--- Task directions ---
Within the entries that follow, show each line where the word "structured" occurs.

--- Exercise material ---
☆ ☆ ☆
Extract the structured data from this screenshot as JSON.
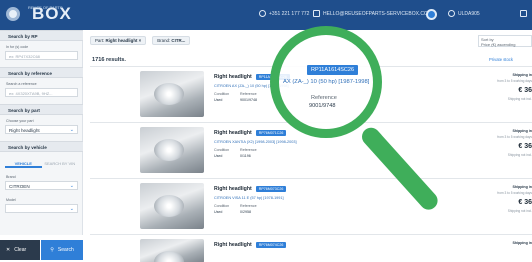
{
  "header": {
    "logo_small": "REUSE OF PARTS",
    "logo_big": "BOX",
    "phone": "+351 221 177 772",
    "email": "HELLO@REUSEOFPARTS-SERVICEBOX.COM",
    "account": "ULDA905"
  },
  "sidebar": {
    "search_ref_title": "Search by RP",
    "rp_label": "In for (s) code",
    "rp_placeholder": "ex: RP47X32C68",
    "search_reference_title": "Search by reference",
    "reference_label": "Search a reference",
    "reference_placeholder": "ex: 4X320XTA9B, 9HZ...",
    "search_part_title": "Search by part",
    "part_label": "Choose your part",
    "part_value": "Right headlight",
    "search_vehicle_title": "Search by vehicle",
    "tab_vehicle": "VEHICLE",
    "tab_plate": "SEARCH BY VIN",
    "brand_label": "Brand",
    "brand_value": "CITROEN",
    "model_label": "Model",
    "model_value": "",
    "clear_label": "Clear",
    "search_label": "Search"
  },
  "main": {
    "chip_part_key": "Part:",
    "chip_part_value": "Right headlight ×",
    "chip_brand_key": "Brand:",
    "chip_brand_value": "CITR...",
    "sort_label": "Sort by",
    "sort_value": "Price (€) ascending",
    "results_count": "1716 results.",
    "private_link": "Private stock",
    "results": [
      {
        "title": "Right headlight",
        "ref_badge": "RP11A1614SC26",
        "car": "CITROEN AX (ZA-_) 10 (50 hp) [1987-1998]",
        "condition_label": "Condition",
        "condition_value": "Used",
        "reference_label": "Reference",
        "reference_value": "9001/9748",
        "shipping_label": "Shipping in",
        "delay": "from 3 to 5 working days",
        "price": "€ 36",
        "note": "Shipping not incl."
      },
      {
        "title": "Right headlight",
        "ref_badge": "RP76M071C26",
        "car": "CITROEN XANTIA (X2) [1998-2003] [1998-2003]",
        "condition_label": "Condition",
        "condition_value": "Used",
        "reference_label": "Reference",
        "reference_value": "0/1196",
        "shipping_label": "Shipping in",
        "delay": "from 3 to 5 working days",
        "price": "€ 36",
        "note": "Shipping not incl."
      },
      {
        "title": "Right headlight",
        "ref_badge": "RP76M073C26",
        "car": "CITROEN VISA 11 E (57 hp) [1978-1991]",
        "condition_label": "Condition",
        "condition_value": "Used",
        "reference_label": "Reference",
        "reference_value": "0/2958",
        "shipping_label": "Shipping in",
        "delay": "from 3 to 5 working days",
        "price": "€ 36",
        "note": "Shipping not incl."
      },
      {
        "title": "Right headlight",
        "ref_badge": "RP76M074C26",
        "car": "",
        "condition_label": "",
        "condition_value": "",
        "reference_label": "",
        "reference_value": "",
        "shipping_label": "Shipping in",
        "delay": "",
        "price": "",
        "note": ""
      }
    ]
  },
  "magnifier": {
    "ref_badge": "RP11A1614SC26",
    "car": "AX (ZA-_) 10 (50 hp) [1987-1998]",
    "reference_label": "Reference",
    "reference_value": "9001/9748"
  }
}
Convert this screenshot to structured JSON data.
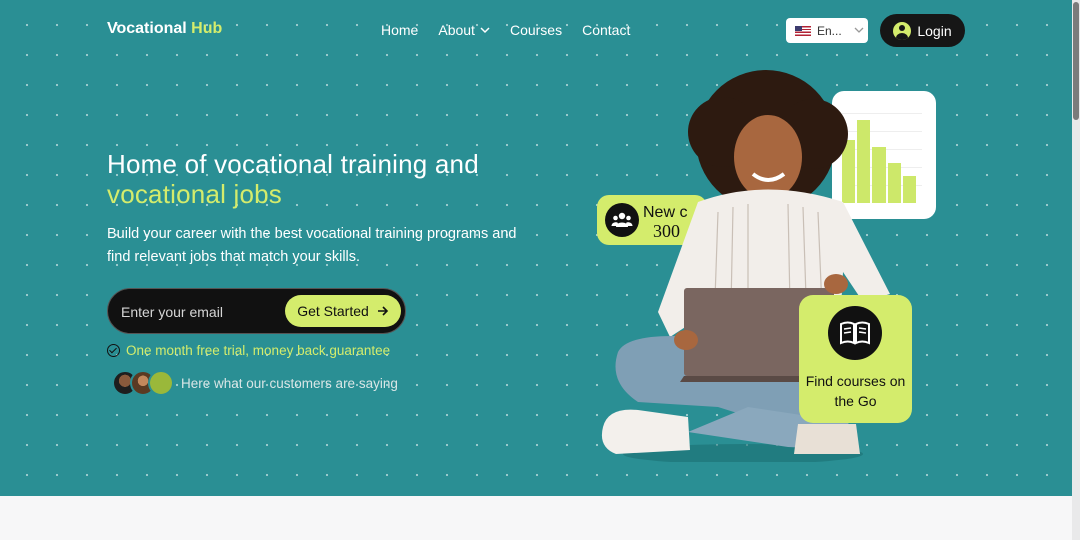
{
  "brand": {
    "name_part1": "Vocational",
    "name_part2": "Hub"
  },
  "nav": {
    "items": [
      {
        "label": "Home"
      },
      {
        "label": "About"
      },
      {
        "label": "Courses"
      },
      {
        "label": "Contact"
      }
    ]
  },
  "language": {
    "selected": "En..."
  },
  "login": {
    "label": "Login"
  },
  "hero": {
    "title_line1": "Home of vocational training and",
    "title_highlight": "vocational jobs",
    "subtitle": "Build your career with the best vocational training programs and find relevant jobs that match your skills.",
    "email_placeholder": "Enter your email",
    "cta_label": "Get Started",
    "guarantee": "One month free trial, money back guarantee",
    "customers_text": "Here what our customers are saying"
  },
  "cards": {
    "stat": {
      "line1": "New c",
      "line2": "300"
    },
    "find": {
      "label": "Find courses on the Go"
    }
  },
  "colors": {
    "primary": "#2a8f94",
    "accent": "#d4ec6c",
    "dark": "#111111"
  }
}
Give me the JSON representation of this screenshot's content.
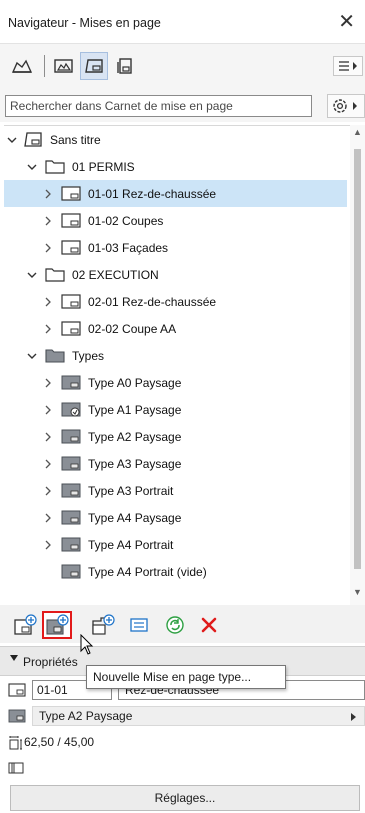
{
  "window": {
    "title": "Navigateur - Mises en page",
    "close_glyph": "✕"
  },
  "search": {
    "placeholder": "Rechercher dans Carnet de mise en page"
  },
  "tree": {
    "items": [
      {
        "label": "Sans titre",
        "icon": "layout-book-icon",
        "expanded": true
      },
      {
        "label": "01 PERMIS",
        "icon": "folder-icon",
        "expanded": true
      },
      {
        "label": "01-01 Rez-de-chaussée",
        "icon": "layout-sheet-icon",
        "selected": true
      },
      {
        "label": "01-02 Coupes",
        "icon": "layout-sheet-icon"
      },
      {
        "label": "01-03 Façades",
        "icon": "layout-sheet-icon"
      },
      {
        "label": "02 EXECUTION",
        "icon": "folder-icon",
        "expanded": true
      },
      {
        "label": "02-01 Rez-de-chaussée",
        "icon": "layout-sheet-icon"
      },
      {
        "label": "02-02 Coupe AA",
        "icon": "layout-sheet-icon"
      },
      {
        "label": "Types",
        "icon": "folder-gray-icon",
        "expanded": true
      },
      {
        "label": "Type A0 Paysage",
        "icon": "master-layout-icon"
      },
      {
        "label": "Type A1 Paysage",
        "icon": "master-layout-linked-icon"
      },
      {
        "label": "Type A2 Paysage",
        "icon": "master-layout-icon"
      },
      {
        "label": "Type A3 Paysage",
        "icon": "master-layout-icon"
      },
      {
        "label": "Type A3 Portrait",
        "icon": "master-layout-icon"
      },
      {
        "label": "Type A4 Paysage",
        "icon": "master-layout-icon"
      },
      {
        "label": "Type A4 Portrait",
        "icon": "master-layout-icon"
      },
      {
        "label": "Type A4 Portrait (vide)",
        "icon": "master-layout-icon"
      }
    ]
  },
  "tooltip": {
    "text": "Nouvelle Mise en page type..."
  },
  "properties": {
    "header": "Propriétés",
    "id_value": "01-01",
    "name_value": "Rez-de-chaussée",
    "master_value": "Type A2 Paysage",
    "size_value": "62,50 / 45,00"
  },
  "settings_button": "Réglages...",
  "colors": {
    "selected_row": "#cce4f7",
    "highlight_border": "#e21a1a",
    "delete_red": "#e01b1b",
    "refresh_green": "#2ea043",
    "accent_blue": "#1e73c8"
  }
}
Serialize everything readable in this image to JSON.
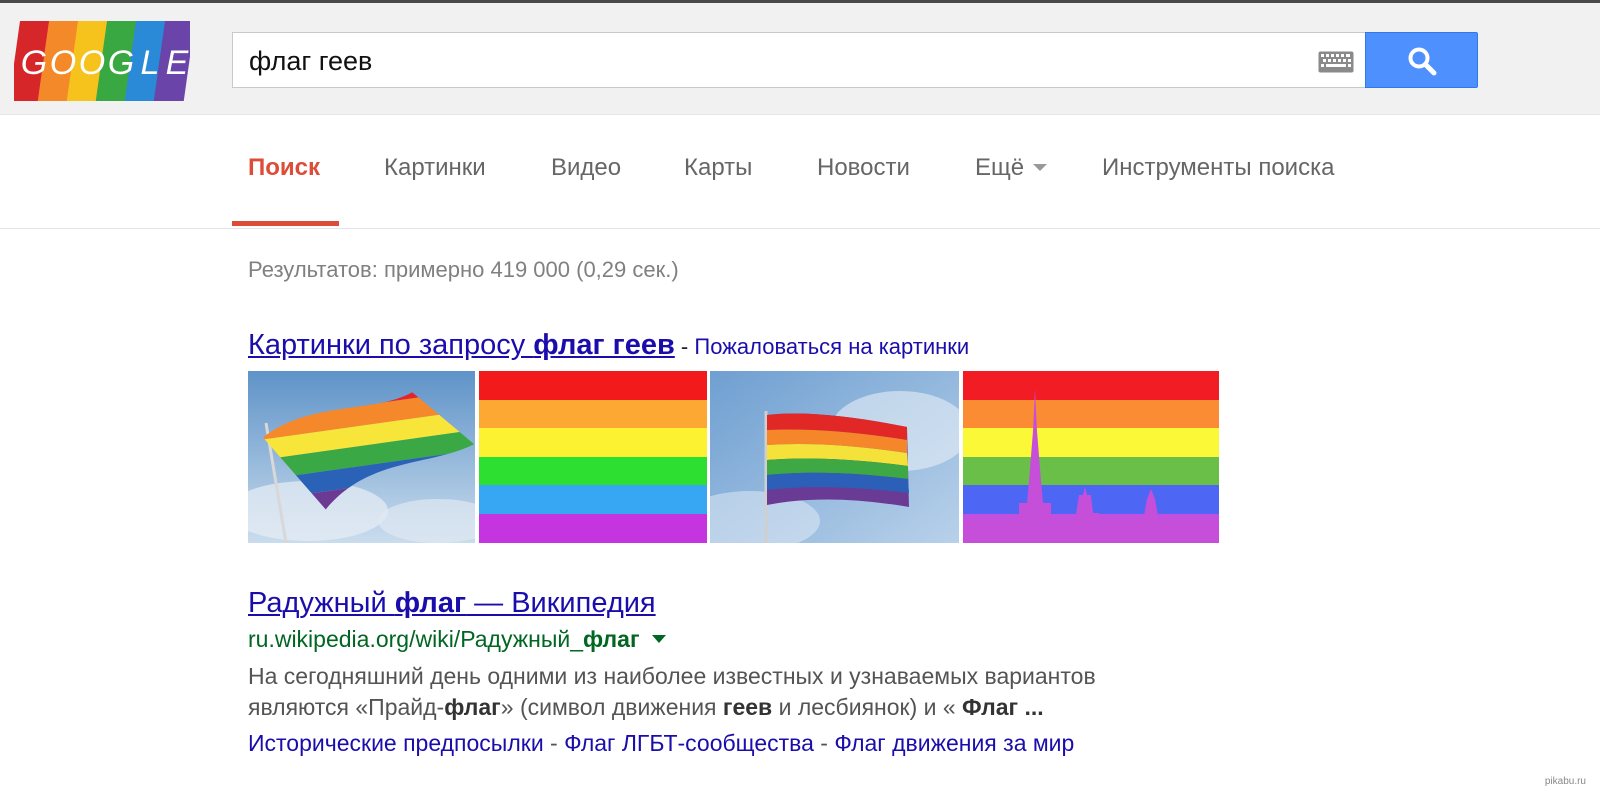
{
  "logo": {
    "letters": [
      "G",
      "O",
      "O",
      "G",
      "L",
      "E"
    ],
    "stripe_colors": [
      "#e2231a",
      "#f68b1f",
      "#f9c80e",
      "#3bab3b",
      "#1d88d8",
      "#6b3fa0"
    ]
  },
  "search": {
    "query": "флаг геев"
  },
  "tabs": [
    {
      "label": "Поиск",
      "active": true
    },
    {
      "label": "Картинки"
    },
    {
      "label": "Видео"
    },
    {
      "label": "Карты"
    },
    {
      "label": "Новости"
    },
    {
      "label": "Ещё"
    },
    {
      "label": "Инструменты поиска"
    }
  ],
  "stats": "Результатов: примерно 419 000 (0,29 сек.)",
  "images_block": {
    "title_prefix": "Картинки по запросу ",
    "title_bold": "флаг геев",
    "separator": " - ",
    "report_link": "Пожаловаться на картинки"
  },
  "result": {
    "title_parts": [
      "Радужный ",
      "флаг",
      " — Википедия"
    ],
    "url_parts": [
      "ru.wikipedia.org/wiki/Радужный_",
      "флаг"
    ],
    "snippet_line1": "На сегодняшний день одними из наиболее известных и узнаваемых вариантов",
    "snippet_line2_parts": [
      "являются «Прайд-",
      "флаг",
      "» (символ движения ",
      "геев",
      " и лесбиянок) и « ",
      "Флаг ..."
    ],
    "sitelinks": [
      "Исторические предпосылки",
      "Флаг ЛГБТ-сообщества",
      "Флаг движения за мир"
    ],
    "sitelink_separator": " - "
  },
  "rainbow": [
    "#e40303",
    "#ff8c00",
    "#ffed00",
    "#008026",
    "#24408e",
    "#732982"
  ],
  "flag_bands": [
    "#f21a1a",
    "#fca833",
    "#fdf232",
    "#2ddf30",
    "#37a7f4",
    "#c435e0"
  ],
  "spb_bands": [
    "#f21d24",
    "#fb8c33",
    "#fbf838",
    "#6abf48",
    "#4d67f4",
    "#c34fde"
  ],
  "watermark": "pikabu.ru"
}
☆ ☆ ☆
--- Answer section ---
Extract the structured data from this screenshot as JSON.
Convert this screenshot to structured JSON data.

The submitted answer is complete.